→ Activity
Please filter the entries and return only the lines that include "verified".

[App and web page records]
=== Section Start ===

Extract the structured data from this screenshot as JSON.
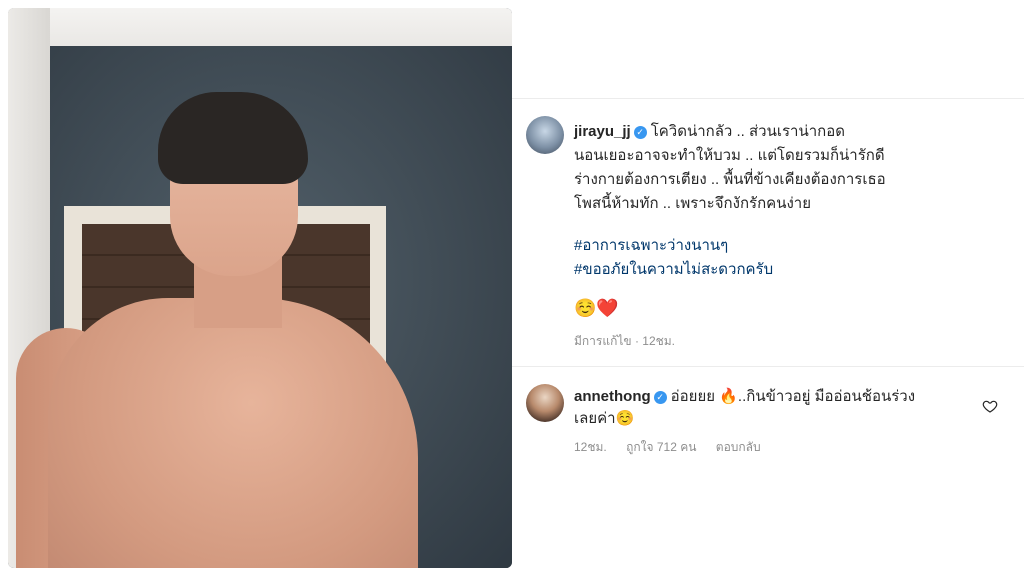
{
  "post": {
    "username": "jirayu_jj",
    "caption_lines": [
      "โควิดน่ากลัว .. ส่วนเราน่ากอด",
      "นอนเยอะอาจจะทำให้บวม .. แต่โดยรวมก็น่ารักดี",
      "ร่างกายต้องการเตียง .. พื้นที่ข้างเคียงต้องการเธอ",
      "โพสนี้ห้ามทัก .. เพราะจึกงักรักคนง่าย"
    ],
    "hashtags": [
      "#อาการเฉพาะว่างนานๆ",
      "#ขออภัยในความไม่สะดวกครับ"
    ],
    "emojis": [
      "☺️",
      "❤️"
    ],
    "edited_label": "มีการแก้ไข",
    "time": "12ชม."
  },
  "comment": {
    "username": "annethong",
    "text_line1_a": "อ่อยยย",
    "flame": "🔥",
    "text_line1_b": "..กินข้าวอยู่ มืออ่อนช้อนร่วง",
    "text_line2": "เลยค่า☺️",
    "time": "12ชม.",
    "likes": "ถูกใจ 712 คน",
    "reply": "ตอบกลับ"
  },
  "icons": {
    "verified": "verified-badge-icon",
    "like": "heart-outline-icon"
  },
  "colors": {
    "verified": "#3897f0",
    "hashtag": "#00376b",
    "meta": "#8e8e8e"
  }
}
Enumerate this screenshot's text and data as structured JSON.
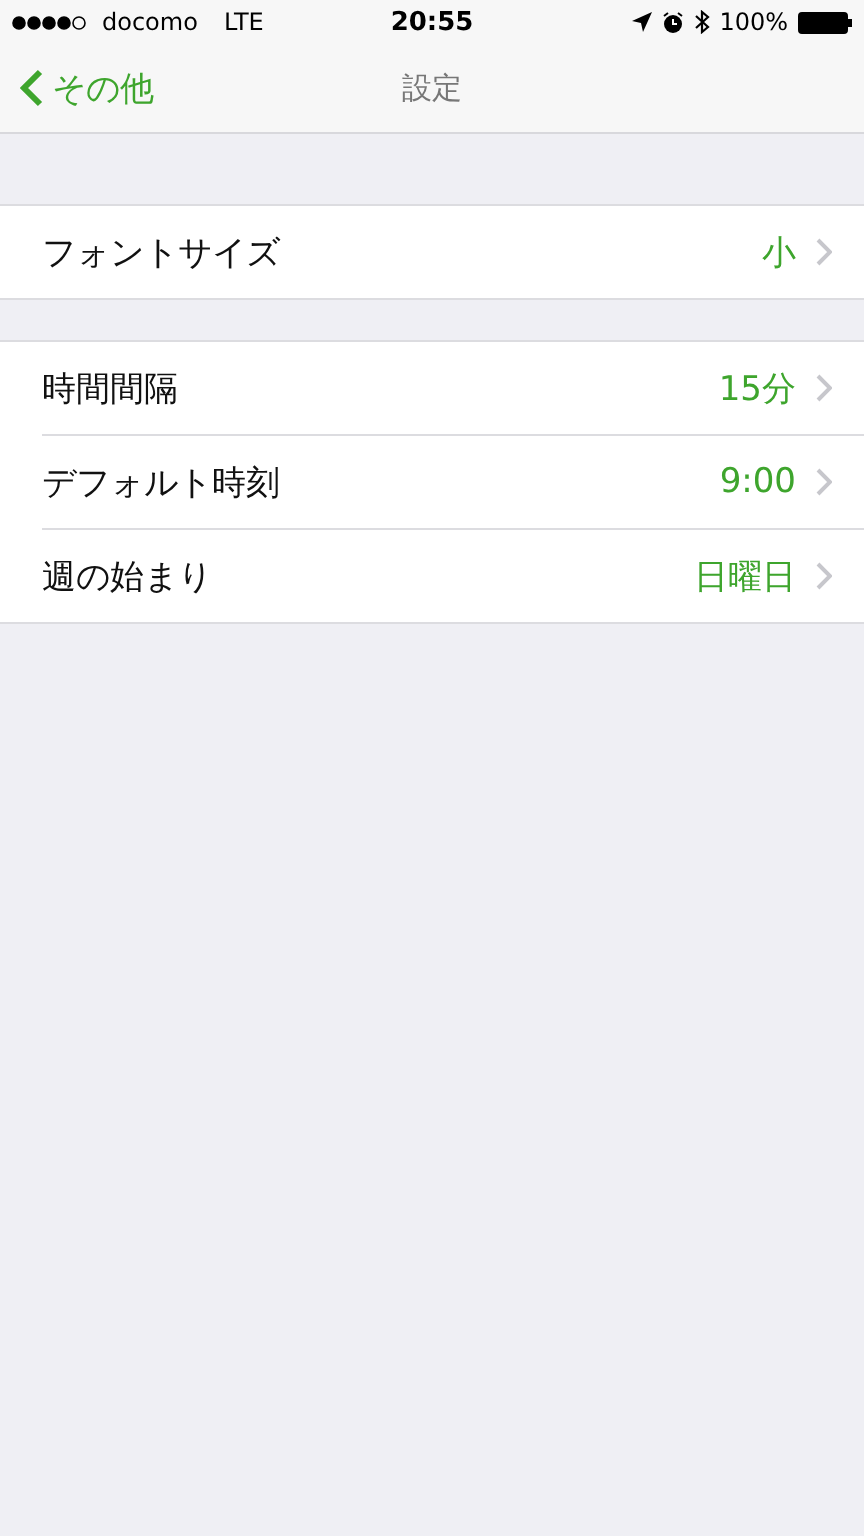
{
  "status_bar": {
    "carrier": "docomo",
    "network": "LTE",
    "time": "20:55",
    "battery": "100%"
  },
  "nav_bar": {
    "back": "その他",
    "title": "設定"
  },
  "groups": [
    {
      "rows": [
        {
          "label": "フォントサイズ",
          "value": "小"
        }
      ]
    },
    {
      "rows": [
        {
          "label": "時間間隔",
          "value": "15分"
        },
        {
          "label": "デフォルト時刻",
          "value": "9:00"
        },
        {
          "label": "週の始まり",
          "value": "日曜日"
        }
      ]
    }
  ]
}
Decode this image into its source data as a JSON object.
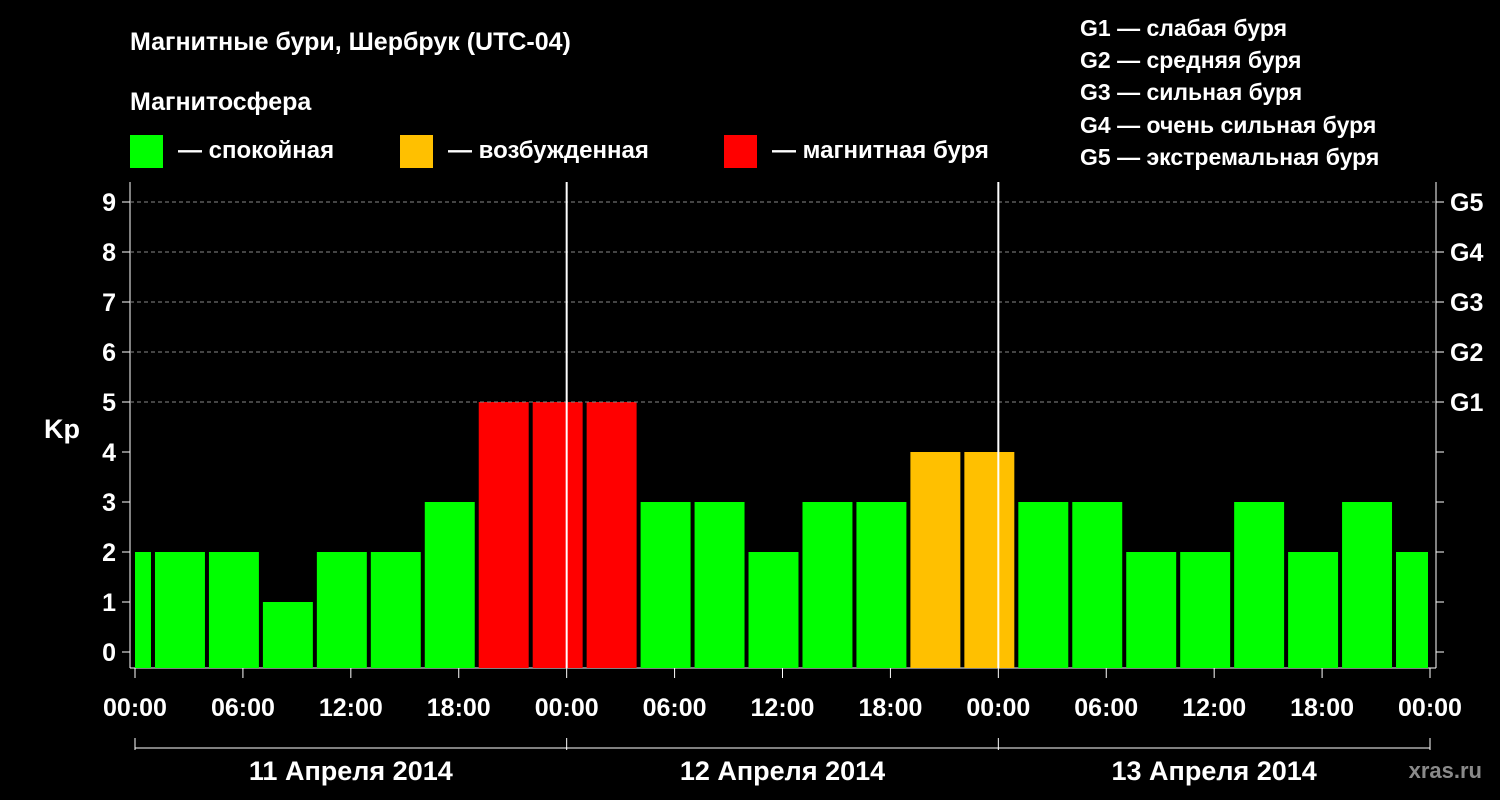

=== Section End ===

→ Reply to the exercise
    "verified": "verified-badge-icon",
    "verified": "#3897f0",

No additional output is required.